» **ACTIVITY**
Here is the listing. Report each line in it that contains the string "youtube".

» **EXERCISE MATERIAL**
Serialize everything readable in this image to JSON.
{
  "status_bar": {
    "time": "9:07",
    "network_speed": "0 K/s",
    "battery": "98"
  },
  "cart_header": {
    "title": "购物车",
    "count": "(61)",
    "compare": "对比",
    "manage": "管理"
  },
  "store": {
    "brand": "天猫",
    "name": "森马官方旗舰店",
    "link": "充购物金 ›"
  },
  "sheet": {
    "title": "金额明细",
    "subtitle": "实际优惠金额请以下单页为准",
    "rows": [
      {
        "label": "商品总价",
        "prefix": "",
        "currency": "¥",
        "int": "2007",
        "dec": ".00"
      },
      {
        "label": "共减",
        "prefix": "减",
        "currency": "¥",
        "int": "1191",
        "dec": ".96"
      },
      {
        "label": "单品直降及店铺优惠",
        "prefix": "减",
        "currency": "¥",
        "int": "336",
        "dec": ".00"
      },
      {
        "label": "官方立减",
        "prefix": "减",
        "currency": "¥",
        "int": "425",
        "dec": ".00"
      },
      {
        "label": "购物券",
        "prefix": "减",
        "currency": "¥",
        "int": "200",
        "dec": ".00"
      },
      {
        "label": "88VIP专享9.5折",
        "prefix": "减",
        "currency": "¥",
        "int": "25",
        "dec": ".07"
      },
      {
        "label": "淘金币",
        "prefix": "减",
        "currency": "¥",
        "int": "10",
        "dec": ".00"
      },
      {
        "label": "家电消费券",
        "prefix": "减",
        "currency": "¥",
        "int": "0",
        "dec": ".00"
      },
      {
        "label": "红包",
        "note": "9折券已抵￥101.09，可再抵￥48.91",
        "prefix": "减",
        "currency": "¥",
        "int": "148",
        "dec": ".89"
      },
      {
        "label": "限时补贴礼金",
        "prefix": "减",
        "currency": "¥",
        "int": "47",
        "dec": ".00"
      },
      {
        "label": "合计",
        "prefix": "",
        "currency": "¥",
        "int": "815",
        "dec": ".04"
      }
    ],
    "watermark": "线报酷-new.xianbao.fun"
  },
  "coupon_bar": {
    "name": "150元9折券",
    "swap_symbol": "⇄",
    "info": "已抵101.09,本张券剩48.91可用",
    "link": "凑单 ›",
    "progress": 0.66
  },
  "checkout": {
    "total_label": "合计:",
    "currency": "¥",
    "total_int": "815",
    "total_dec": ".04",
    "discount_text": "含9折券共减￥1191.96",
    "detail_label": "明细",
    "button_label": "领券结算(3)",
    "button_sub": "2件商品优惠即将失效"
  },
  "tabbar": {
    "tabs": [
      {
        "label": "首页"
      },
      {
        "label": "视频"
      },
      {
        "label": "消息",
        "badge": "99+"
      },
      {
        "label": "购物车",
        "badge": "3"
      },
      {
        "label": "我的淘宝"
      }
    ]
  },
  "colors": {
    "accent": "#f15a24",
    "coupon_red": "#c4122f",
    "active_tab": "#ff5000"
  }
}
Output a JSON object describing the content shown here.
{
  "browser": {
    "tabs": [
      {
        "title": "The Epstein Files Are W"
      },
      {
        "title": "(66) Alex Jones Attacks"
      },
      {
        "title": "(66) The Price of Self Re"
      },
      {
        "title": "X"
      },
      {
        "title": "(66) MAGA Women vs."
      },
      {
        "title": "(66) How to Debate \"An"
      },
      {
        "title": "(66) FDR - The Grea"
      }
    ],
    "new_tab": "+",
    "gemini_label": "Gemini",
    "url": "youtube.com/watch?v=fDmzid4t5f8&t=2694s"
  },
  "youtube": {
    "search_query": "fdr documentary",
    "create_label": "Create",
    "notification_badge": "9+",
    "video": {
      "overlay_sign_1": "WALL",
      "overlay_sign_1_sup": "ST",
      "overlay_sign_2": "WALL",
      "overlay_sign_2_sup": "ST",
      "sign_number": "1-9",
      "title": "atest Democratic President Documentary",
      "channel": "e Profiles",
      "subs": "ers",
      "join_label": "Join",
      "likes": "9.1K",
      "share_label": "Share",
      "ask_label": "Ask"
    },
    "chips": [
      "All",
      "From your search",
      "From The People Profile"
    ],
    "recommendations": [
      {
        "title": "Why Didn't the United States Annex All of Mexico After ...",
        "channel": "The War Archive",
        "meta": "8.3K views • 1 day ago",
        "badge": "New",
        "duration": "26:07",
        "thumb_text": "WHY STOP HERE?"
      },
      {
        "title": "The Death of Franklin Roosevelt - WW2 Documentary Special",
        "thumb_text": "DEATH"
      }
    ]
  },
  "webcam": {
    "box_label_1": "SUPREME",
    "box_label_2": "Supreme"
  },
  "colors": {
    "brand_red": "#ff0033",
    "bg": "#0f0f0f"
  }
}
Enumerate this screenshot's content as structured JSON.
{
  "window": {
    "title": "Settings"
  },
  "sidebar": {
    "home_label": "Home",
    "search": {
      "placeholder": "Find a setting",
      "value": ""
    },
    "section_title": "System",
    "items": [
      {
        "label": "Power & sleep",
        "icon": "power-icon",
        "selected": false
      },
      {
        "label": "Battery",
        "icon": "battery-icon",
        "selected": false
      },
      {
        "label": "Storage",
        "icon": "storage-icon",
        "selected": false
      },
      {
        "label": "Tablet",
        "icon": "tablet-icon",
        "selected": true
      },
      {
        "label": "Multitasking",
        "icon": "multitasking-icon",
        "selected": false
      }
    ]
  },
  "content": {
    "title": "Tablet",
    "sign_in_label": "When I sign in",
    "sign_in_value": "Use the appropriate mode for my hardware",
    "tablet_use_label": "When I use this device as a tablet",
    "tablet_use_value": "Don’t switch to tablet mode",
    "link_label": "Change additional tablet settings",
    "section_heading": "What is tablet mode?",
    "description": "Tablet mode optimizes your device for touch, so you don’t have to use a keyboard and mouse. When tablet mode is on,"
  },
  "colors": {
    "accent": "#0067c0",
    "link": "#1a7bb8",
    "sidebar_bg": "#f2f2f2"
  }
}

» **WRITTEN ANSWER**
    "url": "youtube.com/watch?v=fDmzid4t5f8&t=2694s"
  "youtube": {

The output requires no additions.